The United States does “not yet know the motive for the attack” on a US convoy in Nigeria Tuesday, but has “no indications at this time that it was targeted against our Mission,” Secretary of State Antony Blinken said Wednesday.
According to the top US diplomat, “the convoy was carrying nine Nigerian nationals: five employees of the US Mission to Nigeria and four members of the Nigeria Police Force.”
“They were traveling in advance of a planned visit by US Mission personnel to a US-funded flood response project in Anambra,” he said in a statement.
At least four people were killed in the attack by “unknown assailants” on the two vehicle convoy, Blinken said, and the other five remain unaccounted for.
Local police told CNN on Tuesday that two of the people killed were US Mission workers and two were police officers.

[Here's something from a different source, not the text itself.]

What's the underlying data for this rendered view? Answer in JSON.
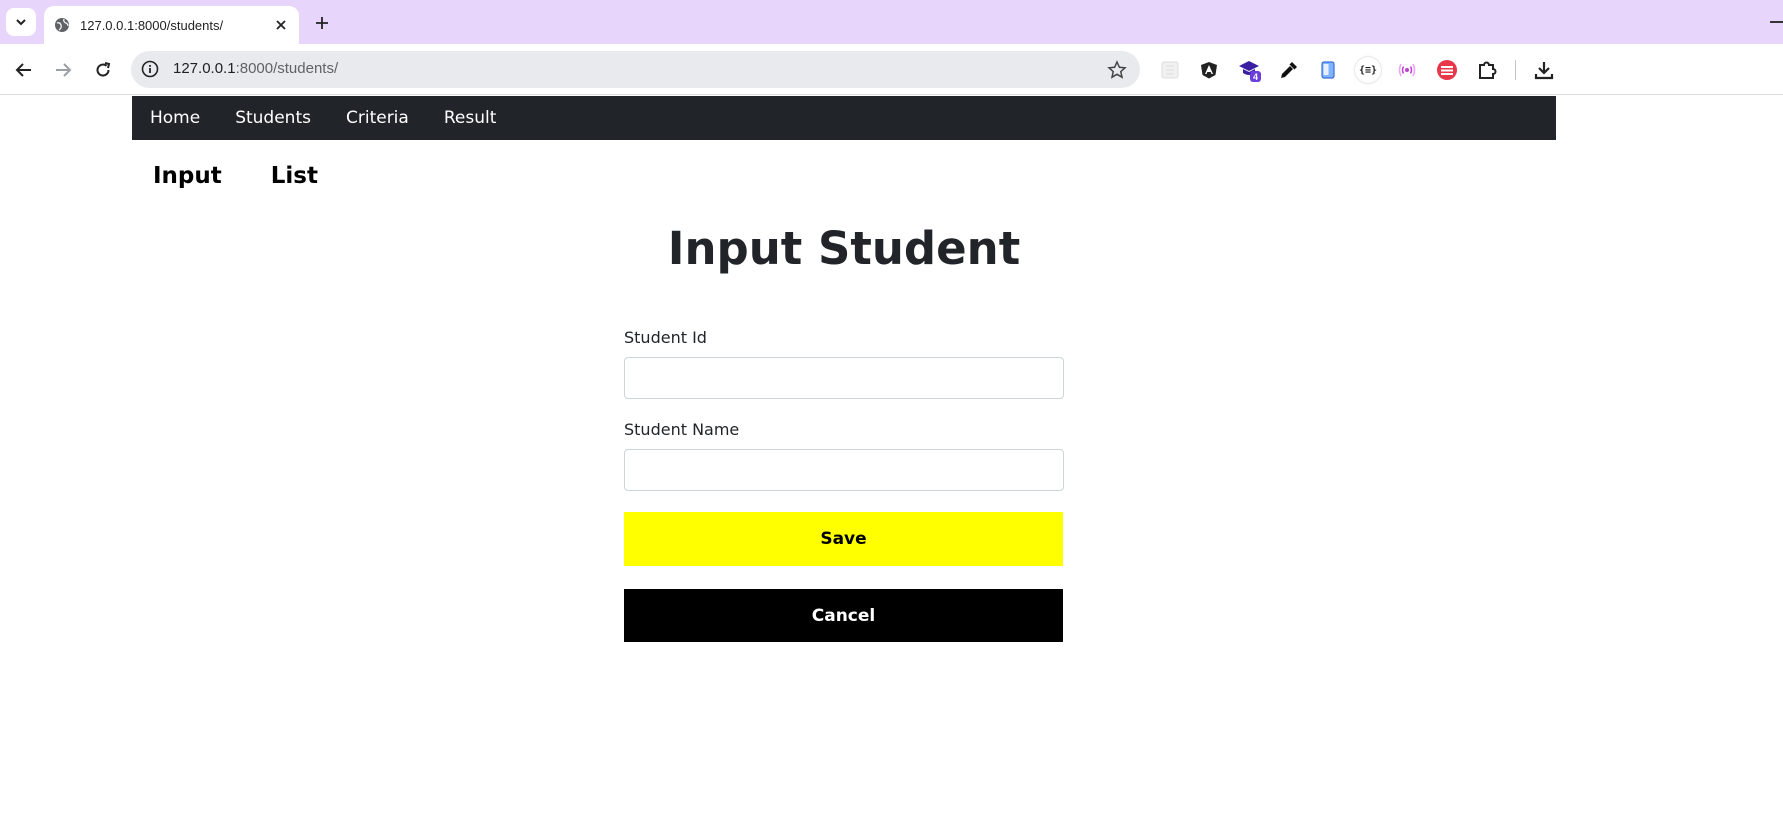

Blinken extended his condolences “to the families of those killed in the attack,” as well as vowed “to do everything possible to safely recover those who remain missing.”
“US Mission personnel are working urgently with Nigerian counterparts to ascertain the location and condition of the members of the convoy who are unaccounted for,” he said, adding: “We condemn in the strongest terms this attack. We will work closely with our Nigerian law enforcement colleagues in seeking to bring those responsible to justice.”
Hours before the attack on the US convoy Tuesday, Blinken spoke with Nigerian President-elect Bola Ahmed Tinubu about the US’ “continued commitment to further strengthening the US-Nigeria relationship with the incoming administration,” according to a State Department readout.
“The Secretary noted that the US-Nigeria partnership is built on shared interests and strong people-to-people ties and that those links should continue to strengthen under President-elect Tinubu’s tenure,” the readout said.
The leaders, according to the readout, “discussed the importance of inclusive leadership that represents all Nigerians, continued comprehensive security cooperation, and reforms to support economic growth.”